3. Balance Hormone Levels
Ensuring that your hormone levels are balanced is another important factor in maintaining muscle mass. This is especially true for women who are post-menopausal. Deficiencies in hormones among men and women have been directly linked to sarcopenia. There are many ways to monitor your hormone levels and plenty of ways – medically and naturally – to balance or supplement your hormones. Hormone maintenance starts with blood work that is done by your doctor to establish the existing levels within your body. You’ll then develop a plan on increasing or decreasing hormones until you reach a healthy balance that promotes muscle maintenance.
4. Introduce Vitamin D Into Your Diet
Multiple medical studies have shown that lower muscle strength is directly associated to low levels of vitamin D in a person’s blood. Lower levels of vitamin D result in instability and frequent falls in older adults. No matter race, ethnicity, or sex – low levels of vitamin D is the most common nutritional deficiency among the elderly and low levels have been associated with sarcopenia. By supplementing vitamin D into your diet, you can improve the function and mass of muscles and prevent sarcopenia.
5. Decrease Pro-Inflammatory Foods & Increase Anti-Inflammatory Foods
It is important for overall health to cut back on the pro-inflammatory foods you consume daily. The two biggest substances that you want to avoid if cutting pro-inflammatory foods out of your diet are high fructose corn syrup and trans fat. Processed foods are also guilty of containing omega-6 fatty acids and other substances, such as refined sugar and carbohydrates, that create inflammation. By decreasing pro-inflammatory substances in your diet and increasing anti-inflammatory foods, you’ll improve any onset sarcopenia and your overall health. It is recommended to adopt a Mediterranean diet if you are struggling with unhealthy eating habits. You can learn more about what foods and substances make up a Mediterranean diet here.
Muscle loss occurs naturally as we age, but that does not mean that we cannot maintain muscle mass to fight off sarcopenia. These five suggestions above are a great place to start working on maintaining muscle mass. If you are interested in getting more information about exercising and dieting to improve your overall health, visit the health section of the Orthopaedic Specialist website.

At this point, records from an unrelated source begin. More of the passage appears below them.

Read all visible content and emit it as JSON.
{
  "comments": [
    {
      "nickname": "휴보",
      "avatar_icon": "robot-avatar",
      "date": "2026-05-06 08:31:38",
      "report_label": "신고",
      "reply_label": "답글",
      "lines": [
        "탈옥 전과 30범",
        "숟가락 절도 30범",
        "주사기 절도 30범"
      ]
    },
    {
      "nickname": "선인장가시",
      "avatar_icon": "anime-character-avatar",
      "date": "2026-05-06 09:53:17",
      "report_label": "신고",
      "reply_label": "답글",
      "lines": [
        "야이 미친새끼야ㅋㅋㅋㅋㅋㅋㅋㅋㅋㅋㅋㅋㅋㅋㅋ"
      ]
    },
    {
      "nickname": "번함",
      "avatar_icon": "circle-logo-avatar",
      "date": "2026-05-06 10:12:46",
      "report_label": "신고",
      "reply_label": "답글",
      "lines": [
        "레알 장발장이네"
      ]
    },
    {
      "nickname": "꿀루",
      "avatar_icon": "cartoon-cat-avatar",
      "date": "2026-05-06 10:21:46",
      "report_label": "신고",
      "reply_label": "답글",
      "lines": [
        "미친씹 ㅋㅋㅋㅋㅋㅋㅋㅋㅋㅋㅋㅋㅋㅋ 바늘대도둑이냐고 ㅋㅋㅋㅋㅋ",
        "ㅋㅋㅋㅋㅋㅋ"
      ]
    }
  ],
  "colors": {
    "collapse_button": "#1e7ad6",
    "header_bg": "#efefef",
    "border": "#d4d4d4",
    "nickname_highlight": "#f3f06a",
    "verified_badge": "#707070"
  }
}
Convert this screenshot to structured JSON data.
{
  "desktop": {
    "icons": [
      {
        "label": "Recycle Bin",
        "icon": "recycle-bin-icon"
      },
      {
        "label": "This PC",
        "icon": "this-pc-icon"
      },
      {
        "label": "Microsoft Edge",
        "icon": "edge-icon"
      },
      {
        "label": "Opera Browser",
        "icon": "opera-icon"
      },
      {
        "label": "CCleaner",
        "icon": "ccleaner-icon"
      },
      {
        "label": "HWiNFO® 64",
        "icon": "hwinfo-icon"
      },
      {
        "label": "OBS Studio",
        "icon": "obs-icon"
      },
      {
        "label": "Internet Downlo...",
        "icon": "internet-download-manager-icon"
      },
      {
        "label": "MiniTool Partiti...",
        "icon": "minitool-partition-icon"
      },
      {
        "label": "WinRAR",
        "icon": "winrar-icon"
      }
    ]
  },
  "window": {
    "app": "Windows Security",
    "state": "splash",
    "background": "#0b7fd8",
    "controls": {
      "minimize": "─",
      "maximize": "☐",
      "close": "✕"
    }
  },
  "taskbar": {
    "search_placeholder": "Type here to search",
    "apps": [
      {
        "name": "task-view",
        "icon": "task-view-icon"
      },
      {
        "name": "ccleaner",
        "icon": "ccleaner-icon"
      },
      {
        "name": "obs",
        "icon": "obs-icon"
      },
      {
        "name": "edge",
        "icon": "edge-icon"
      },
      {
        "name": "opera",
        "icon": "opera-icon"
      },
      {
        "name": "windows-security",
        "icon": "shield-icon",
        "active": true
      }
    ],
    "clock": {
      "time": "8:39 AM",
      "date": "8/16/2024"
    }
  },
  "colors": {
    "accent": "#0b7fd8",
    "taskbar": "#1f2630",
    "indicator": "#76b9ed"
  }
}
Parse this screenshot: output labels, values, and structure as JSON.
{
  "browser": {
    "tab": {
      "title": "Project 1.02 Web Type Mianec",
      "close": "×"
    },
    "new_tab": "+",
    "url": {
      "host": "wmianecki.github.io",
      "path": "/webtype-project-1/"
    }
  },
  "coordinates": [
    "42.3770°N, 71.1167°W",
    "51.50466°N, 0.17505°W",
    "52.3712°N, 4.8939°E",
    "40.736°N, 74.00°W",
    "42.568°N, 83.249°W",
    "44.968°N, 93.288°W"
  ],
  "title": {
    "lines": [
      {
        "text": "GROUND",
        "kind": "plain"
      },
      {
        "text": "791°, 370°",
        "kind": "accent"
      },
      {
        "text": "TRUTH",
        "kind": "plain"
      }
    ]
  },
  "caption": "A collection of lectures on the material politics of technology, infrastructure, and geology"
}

Dr. Stacie Grossfeld has over 10 years of experience as an orthopedic surgeon with a focus on sports medicine. Healthy muscle mass is crucial for athletes and adults, alike, and Dr. Grossfeld has extensive knowledge surrounding musculature and healthy ways to maintain muscle mass as we age. If you are suffering from limited mobility and strength due to a loss of muscle mass, contact Orthopaedic Specialists today at 502-212-2663.